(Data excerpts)
↓
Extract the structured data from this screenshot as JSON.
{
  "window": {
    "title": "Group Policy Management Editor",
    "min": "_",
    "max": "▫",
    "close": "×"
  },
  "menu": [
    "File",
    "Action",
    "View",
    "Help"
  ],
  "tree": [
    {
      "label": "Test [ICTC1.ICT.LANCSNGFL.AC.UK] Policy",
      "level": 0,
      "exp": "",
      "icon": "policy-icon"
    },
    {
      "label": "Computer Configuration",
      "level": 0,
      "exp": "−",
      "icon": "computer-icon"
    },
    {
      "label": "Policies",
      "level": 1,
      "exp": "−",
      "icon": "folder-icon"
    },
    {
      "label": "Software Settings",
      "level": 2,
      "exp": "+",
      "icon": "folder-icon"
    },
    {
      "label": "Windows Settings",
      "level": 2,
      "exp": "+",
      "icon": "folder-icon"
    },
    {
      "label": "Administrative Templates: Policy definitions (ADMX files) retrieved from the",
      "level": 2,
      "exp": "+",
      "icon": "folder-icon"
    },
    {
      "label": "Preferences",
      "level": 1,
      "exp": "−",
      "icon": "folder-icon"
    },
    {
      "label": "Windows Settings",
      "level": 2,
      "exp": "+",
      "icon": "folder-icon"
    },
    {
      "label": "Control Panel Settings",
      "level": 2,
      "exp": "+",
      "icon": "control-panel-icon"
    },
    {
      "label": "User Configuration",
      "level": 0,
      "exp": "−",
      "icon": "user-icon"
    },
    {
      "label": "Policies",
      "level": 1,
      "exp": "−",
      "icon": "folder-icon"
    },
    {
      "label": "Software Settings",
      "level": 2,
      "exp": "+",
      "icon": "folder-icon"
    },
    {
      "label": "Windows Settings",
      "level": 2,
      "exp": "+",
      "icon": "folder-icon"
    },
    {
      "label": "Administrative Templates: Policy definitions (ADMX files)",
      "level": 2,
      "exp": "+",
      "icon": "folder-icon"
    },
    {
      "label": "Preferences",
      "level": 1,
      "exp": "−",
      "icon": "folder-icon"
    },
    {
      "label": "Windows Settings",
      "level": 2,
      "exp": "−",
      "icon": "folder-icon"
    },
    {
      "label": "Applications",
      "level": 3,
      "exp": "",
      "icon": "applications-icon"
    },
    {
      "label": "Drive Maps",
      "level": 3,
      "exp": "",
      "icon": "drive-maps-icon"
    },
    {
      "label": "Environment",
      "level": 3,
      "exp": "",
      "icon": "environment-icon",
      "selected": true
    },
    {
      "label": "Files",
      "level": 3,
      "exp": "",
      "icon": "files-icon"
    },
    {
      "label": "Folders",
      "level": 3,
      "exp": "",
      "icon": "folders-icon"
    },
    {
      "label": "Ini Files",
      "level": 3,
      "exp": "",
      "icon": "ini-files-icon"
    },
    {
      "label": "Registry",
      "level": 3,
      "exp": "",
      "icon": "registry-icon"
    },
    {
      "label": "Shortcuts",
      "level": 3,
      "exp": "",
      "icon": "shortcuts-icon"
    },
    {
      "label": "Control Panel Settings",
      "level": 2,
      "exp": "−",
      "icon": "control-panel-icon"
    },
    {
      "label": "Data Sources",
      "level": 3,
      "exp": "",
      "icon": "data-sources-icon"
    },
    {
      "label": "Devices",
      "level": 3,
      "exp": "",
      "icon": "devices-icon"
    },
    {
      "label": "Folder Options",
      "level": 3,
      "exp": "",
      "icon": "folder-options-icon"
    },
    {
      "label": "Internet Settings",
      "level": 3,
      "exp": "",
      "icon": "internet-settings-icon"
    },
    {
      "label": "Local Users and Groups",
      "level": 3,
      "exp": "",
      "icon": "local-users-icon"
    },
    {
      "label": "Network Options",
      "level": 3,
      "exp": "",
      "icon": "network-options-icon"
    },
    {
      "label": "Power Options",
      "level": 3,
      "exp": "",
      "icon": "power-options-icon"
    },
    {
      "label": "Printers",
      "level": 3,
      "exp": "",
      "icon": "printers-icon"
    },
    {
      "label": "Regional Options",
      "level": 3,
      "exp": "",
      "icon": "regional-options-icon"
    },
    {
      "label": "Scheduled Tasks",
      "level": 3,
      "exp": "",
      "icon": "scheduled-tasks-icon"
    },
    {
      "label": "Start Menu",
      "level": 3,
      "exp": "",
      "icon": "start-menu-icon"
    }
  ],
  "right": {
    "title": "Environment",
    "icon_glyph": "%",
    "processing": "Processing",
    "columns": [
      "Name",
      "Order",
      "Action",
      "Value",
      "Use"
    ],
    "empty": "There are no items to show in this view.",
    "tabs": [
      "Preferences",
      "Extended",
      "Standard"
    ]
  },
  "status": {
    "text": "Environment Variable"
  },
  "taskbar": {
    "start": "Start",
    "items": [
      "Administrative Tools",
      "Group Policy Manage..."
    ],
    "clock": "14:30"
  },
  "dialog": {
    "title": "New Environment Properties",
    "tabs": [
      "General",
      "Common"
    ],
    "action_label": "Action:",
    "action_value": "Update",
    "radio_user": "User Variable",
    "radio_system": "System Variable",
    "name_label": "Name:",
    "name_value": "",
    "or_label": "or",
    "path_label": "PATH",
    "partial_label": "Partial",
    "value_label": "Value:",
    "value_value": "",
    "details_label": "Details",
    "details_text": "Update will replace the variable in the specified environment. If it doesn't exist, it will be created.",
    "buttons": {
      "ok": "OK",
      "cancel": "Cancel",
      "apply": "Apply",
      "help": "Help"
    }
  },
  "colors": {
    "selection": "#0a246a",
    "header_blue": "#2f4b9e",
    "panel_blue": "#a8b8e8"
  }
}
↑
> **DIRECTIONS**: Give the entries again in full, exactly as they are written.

> **ANSWER FOR THE TASK**:
Extract the structured data from this screenshot as JSON.
{
  "window": {
    "title": "Group Policy Management Editor",
    "min": "_",
    "max": "▫",
    "close": "×"
  },
  "menu": [
    "File",
    "Action",
    "View",
    "Help"
  ],
  "tree": [
    {
      "label": "Test [ICTC1.ICT.LANCSNGFL.AC.UK] Policy",
      "level": 0,
      "exp": "",
      "icon": "policy-icon"
    },
    {
      "label": "Computer Configuration",
      "level": 0,
      "exp": "−",
      "icon": "computer-icon"
    },
    {
      "label": "Policies",
      "level": 1,
      "exp": "−",
      "icon": "folder-icon"
    },
    {
      "label": "Software Settings",
      "level": 2,
      "exp": "+",
      "icon": "folder-icon"
    },
    {
      "label": "Windows Settings",
      "level": 2,
      "exp": "+",
      "icon": "folder-icon"
    },
    {
      "label": "Administrative Templates: Policy definitions (ADMX files) retrieved from the",
      "level": 2,
      "exp": "+",
      "icon": "folder-icon"
    },
    {
      "label": "Preferences",
      "level": 1,
      "exp": "−",
      "icon": "folder-icon"
    },
    {
      "label": "Windows Settings",
      "level": 2,
      "exp": "+",
      "icon": "folder-icon"
    },
    {
      "label": "Control Panel Settings",
      "level": 2,
      "exp": "+",
      "icon": "control-panel-icon"
    },
    {
      "label": "User Configuration",
      "level": 0,
      "exp": "−",
      "icon": "user-icon"
    },
    {
      "label": "Policies",
      "level": 1,
      "exp": "−",
      "icon": "folder-icon"
    },
    {
      "label": "Software Settings",
      "level": 2,
      "exp": "+",
      "icon": "folder-icon"
    },
    {
      "label": "Windows Settings",
      "level": 2,
      "exp": "+",
      "icon": "folder-icon"
    },
    {
      "label": "Administrative Templates: Policy definitions (ADMX files)",
      "level": 2,
      "exp": "+",
      "icon": "folder-icon"
    },
    {
      "label": "Preferences",
      "level": 1,
      "exp": "−",
      "icon": "folder-icon"
    },
    {
      "label": "Windows Settings",
      "level": 2,
      "exp": "−",
      "icon": "folder-icon"
    },
    {
      "label": "Applications",
      "level": 3,
      "exp": "",
      "icon": "applications-icon"
    },
    {
      "label": "Drive Maps",
      "level": 3,
      "exp": "",
      "icon": "drive-maps-icon"
    },
    {
      "label": "Environment",
      "level": 3,
      "exp": "",
      "icon": "environment-icon",
      "selected": true
    },
    {
      "label": "Files",
      "level": 3,
      "exp": "",
      "icon": "files-icon"
    },
    {
      "label": "Folders",
      "level": 3,
      "exp": "",
      "icon": "folders-icon"
    },
    {
      "label": "Ini Files",
      "level": 3,
      "exp": "",
      "icon": "ini-files-icon"
    },
    {
      "label": "Registry",
      "level": 3,
      "exp": "",
      "icon": "registry-icon"
    },
    {
      "label": "Shortcuts",
      "level": 3,
      "exp": "",
      "icon": "shortcuts-icon"
    },
    {
      "label": "Control Panel Settings",
      "level": 2,
      "exp": "−",
      "icon": "control-panel-icon"
    },
    {
      "label": "Data Sources",
      "level": 3,
      "exp": "",
      "icon": "data-sources-icon"
    },
    {
      "label": "Devices",
      "level": 3,
      "exp": "",
      "icon": "devices-icon"
    },
    {
      "label": "Folder Options",
      "level": 3,
      "exp": "",
      "icon": "folder-options-icon"
    },
    {
      "label": "Internet Settings",
      "level": 3,
      "exp": "",
      "icon": "internet-settings-icon"
    },
    {
      "label": "Local Users and Groups",
      "level": 3,
      "exp": "",
      "icon": "local-users-icon"
    },
    {
      "label": "Network Options",
      "level": 3,
      "exp": "",
      "icon": "network-options-icon"
    },
    {
      "label": "Power Options",
      "level": 3,
      "exp": "",
      "icon": "power-options-icon"
    },
    {
      "label": "Printers",
      "level": 3,
      "exp": "",
      "icon": "printers-icon"
    },
    {
      "label": "Regional Options",
      "level": 3,
      "exp": "",
      "icon": "regional-options-icon"
    },
    {
      "label": "Scheduled Tasks",
      "level": 3,
      "exp": "",
      "icon": "scheduled-tasks-icon"
    },
    {
      "label": "Start Menu",
      "level": 3,
      "exp": "",
      "icon": "start-menu-icon"
    }
  ],
  "right": {
    "title": "Environment",
    "icon_glyph": "%",
    "processing": "Processing",
    "columns": [
      "Name",
      "Order",
      "Action",
      "Value",
      "Use"
    ],
    "empty": "There are no items to show in this view.",
    "tabs": [
      "Preferences",
      "Extended",
      "Standard"
    ]
  },
  "status": {
    "text": "Environment Variable"
  },
  "taskbar": {
    "start": "Start",
    "items": [
      "Administrative Tools",
      "Group Policy Manage..."
    ],
    "clock": "14:30"
  },
  "dialog": {
    "title": "New Environment Properties",
    "tabs": [
      "General",
      "Common"
    ],
    "action_label": "Action:",
    "action_value": "Update",
    "radio_user": "User Variable",
    "radio_system": "System Variable",
    "name_label": "Name:",
    "name_value": "",
    "or_label": "or",
    "path_label": "PATH",
    "partial_label": "Partial",
    "value_label": "Value:",
    "value_value": "",
    "details_label": "Details",
    "details_text": "Update will replace the variable in the specified environment. If it doesn't exist, it will be created.",
    "buttons": {
      "ok": "OK",
      "cancel": "Cancel",
      "apply": "Apply",
      "help": "Help"
    }
  },
  "colors": {
    "selection": "#0a246a",
    "header_blue": "#2f4b9e",
    "panel_blue": "#a8b8e8"
  }
}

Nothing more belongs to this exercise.